In Medieval France a warlock is be-headed and his wife tortured and executed. Hundreds of years later an isolated group of people discover his head buried on their property. Soon it comes back to life, possessing people and using them to commit sacrifices and to search for the rest of his body Written by
Jeremy Lunt <email@example.com>
Jacinto Molina, more commonly known as Paul Nasty (err I mean, Naschy) strikes again with this ultra-bizarre and ultra-deranged Spanish exploitation effort. The script of "Horror Rises from the Tomb" is incoherent as hell, there isn't a single interesting or well-written dialog to be heard, acting & directing are both extremely shabby and the supposedly malevolent witches, zombies and other unidentifiable types of monsters evoke more laughs than scares. And yet, despite all these abnormalities (and more ), "Horror Rises from the Tomb" is a vintage and purely entertaining gem of 70's horror cinema! Naschy wrote the oddball script himself and stars as no less than THREE different descendants of the noble French de Marnac family. During the fairly atmospheric opening set in the 15th Century, we witness how a malicious Alaric (Naschy) and his mistress are brutally executed for practicing witchcraft. Several years later, Hugo (Naschy again) invites three of his friends to join him for a vacation at his ancient family estate somewhere in rural France. Quite a lot of awkward and totally irrelevant things occur, but the bottom line is: Alaric de Marnac's decapitated head is still alive in a chest, buried in the large cemeteries surrounding the estate, and its hypnotizing powers turns people into docile yet bloodthirsty zombies. The film is quite bad and pointless, but at least there's always something going on to entertain you. Whether it's the poor make-up effects on the zombies, the implausible sub plots, the sleaze footage brought on by a couple of fine looking Euro-babes or the ingenious little gimmicks, "Horror Rises from the Tomb" is never boring and never makes you regret the purchase. And who can possibly resist the sequences featuring Naschy's separated head commanding his slaves to bring him human sacrifices and to obey his every word? Take my word on it: the head-in-the-chest scenes are priceless! Some of the interior & exterior filming locations are even very enchanting and beautifully captured on camera. Most neutral viewers will probably claim this is the worst film they've ever encountered in their lives, but it's an absolute must for fans of Paul Naschy and essential 70's Euro-horror.

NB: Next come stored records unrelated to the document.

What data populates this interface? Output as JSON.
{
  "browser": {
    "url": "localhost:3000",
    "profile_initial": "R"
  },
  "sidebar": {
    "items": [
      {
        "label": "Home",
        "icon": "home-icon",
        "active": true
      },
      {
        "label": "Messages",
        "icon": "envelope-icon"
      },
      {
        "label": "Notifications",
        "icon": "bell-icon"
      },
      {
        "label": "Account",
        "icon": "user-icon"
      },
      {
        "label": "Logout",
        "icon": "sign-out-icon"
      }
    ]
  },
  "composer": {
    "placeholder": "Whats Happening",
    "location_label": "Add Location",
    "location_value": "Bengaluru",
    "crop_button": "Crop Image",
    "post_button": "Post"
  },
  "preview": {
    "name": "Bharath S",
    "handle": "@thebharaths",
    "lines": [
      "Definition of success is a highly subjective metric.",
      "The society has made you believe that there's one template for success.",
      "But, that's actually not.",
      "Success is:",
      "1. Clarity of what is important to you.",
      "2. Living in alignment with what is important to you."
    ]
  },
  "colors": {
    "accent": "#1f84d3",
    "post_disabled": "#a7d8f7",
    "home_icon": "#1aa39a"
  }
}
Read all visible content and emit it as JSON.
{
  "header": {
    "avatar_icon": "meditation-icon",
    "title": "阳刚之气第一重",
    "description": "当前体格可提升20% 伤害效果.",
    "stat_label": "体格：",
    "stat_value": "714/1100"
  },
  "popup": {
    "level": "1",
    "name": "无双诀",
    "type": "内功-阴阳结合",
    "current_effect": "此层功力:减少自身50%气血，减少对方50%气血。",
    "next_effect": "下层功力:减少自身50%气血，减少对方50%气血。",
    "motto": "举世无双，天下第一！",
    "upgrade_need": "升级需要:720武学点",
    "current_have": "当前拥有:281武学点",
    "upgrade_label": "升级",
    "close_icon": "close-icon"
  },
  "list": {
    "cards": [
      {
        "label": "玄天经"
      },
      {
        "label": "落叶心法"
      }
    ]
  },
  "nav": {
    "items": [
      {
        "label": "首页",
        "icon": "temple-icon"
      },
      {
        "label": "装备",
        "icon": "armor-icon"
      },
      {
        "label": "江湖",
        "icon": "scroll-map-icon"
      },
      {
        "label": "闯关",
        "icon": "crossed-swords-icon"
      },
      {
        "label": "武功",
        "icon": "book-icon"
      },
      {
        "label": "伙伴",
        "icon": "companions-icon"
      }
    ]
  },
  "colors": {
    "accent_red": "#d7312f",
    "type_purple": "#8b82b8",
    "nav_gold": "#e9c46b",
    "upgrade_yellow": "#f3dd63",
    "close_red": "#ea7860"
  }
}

7 of 10 people found this review helpful.
Was this review helpful to you?